A recent visit to Israel made real and urgent the suffering and genocide of Iraqi Christians.
When I was in the Holy Land this past May, our group traveled to Mt. Bental, a former Israeli military outpost used during the 1967 Six Days War and again during the Yom Kippur War in 1973. During this conflict with Syria over the Golan Heights, the largest tank battle in military history took place. Syria’s 1500 tanks were opposed by only 160 Israeli tanks and yet somehow Israel still was able to force Syria to retreat. Politics aside, the story of the battle is remarkable.
As we stood at the top of Mt. Bental listening to our guide relate the details of the epic battle, my mind and heart were drawn elsewhere. Mt. Bental is a key strategic site for Israel because of its advantageous observation point. From Mt. Bental, you have a sweeping view of the Golan, as well as Jordan, Syria, and beyond. It’s the beyond that was calling to me that day.
When the story had ended and the conversation lulled, I asked the guide where Iraq was from where we were standing.
“See those mountains there?” he pointed. I nodded. “Iraq is just on the other side of them.”
“How far is that?” I asked.
“About 400 miles,” he responded.
Four hundred miles. Four hundred miles is about the distance to the lake cottage where we like to spend our family vacations. It’s about a 5 hour drive. I was standing about five hours away from Iraq.
In that moment, Iraq was (and still is) important to me because one of our sons had been deployed there for nearly a year with the National Guard.
When our children are small, we can coddle and console them when they fall and scrape their knees or when they’ve been bullied by the neighbor kid. When our kids are grown, we have to stand back and let them fight their own battles, so to speak, and the best we can do is offer them encouragement, advice and prayer.
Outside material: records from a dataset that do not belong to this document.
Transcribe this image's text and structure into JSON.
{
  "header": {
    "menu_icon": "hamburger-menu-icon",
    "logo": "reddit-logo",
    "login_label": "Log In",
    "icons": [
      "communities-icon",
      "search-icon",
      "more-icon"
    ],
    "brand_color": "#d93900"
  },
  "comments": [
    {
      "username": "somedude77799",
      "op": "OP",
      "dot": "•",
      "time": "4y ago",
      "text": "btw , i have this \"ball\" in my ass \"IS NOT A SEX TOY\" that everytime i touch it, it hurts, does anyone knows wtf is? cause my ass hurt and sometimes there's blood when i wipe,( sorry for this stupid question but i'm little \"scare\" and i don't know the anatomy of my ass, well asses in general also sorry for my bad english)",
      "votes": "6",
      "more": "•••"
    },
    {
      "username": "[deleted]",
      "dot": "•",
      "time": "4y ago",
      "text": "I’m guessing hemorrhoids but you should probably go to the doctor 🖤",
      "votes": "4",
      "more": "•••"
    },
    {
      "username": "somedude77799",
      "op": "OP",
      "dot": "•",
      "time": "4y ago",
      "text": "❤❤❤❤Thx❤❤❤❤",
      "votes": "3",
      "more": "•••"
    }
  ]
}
Our son had gone to fight someone else’s battle, and the best I could do was offer encouragement when we were able to have contact and prayer continuously.
Most parents can identify with their children’s up and downs because we’ve been through the same or similar circumstances ourselves. I’d never been through anything close to what my son had experienced, and had no sense for what it was like to go through deployment in Iraq. Standing on Mt. Bental and then traveling with my group into the desert gave me only the smallest taste of what it might have been like for him.
Since my Holy Land trip, news of the horrific plight of Christians in Iraq has broken, and I find myself traveling back to Mt. Bental in my mind’s eye. The area my eyes scanned in May isn’t only the place where my son was deployed; it’s also the place where my fellow Christians are being exiled from their homes, raped, mutilated, shot, beheaded and crucified simply because they profess belief in Jesus Christ. Their homes and businesses are being marked with the Arabic letter for “N,” for Nazarene, a derogatory Arabic term for Christian. The homes and businesses of Christians become property of the Islamic State. The Christian owners must convert to Islam, pay exorbitant fines, or be killed (or flee with nothing but the clothes on their backs).
ISIS (Islamic State in Iraq and Syria) is on a rampage to annihilate Christians and destroy Christianity once and for all, in Iraq, Syria, and potentially beyond. Their ideology knows no borders. Militants will continue to grow in number and power and more Christians will die. If official cowardice in the face of terror continues, perhaps the assault on Christians will not be limited to the lands I gazed at while standing on Mt. Bental. Perhaps someday the assault will occur on the lands I gaze on from my own back door.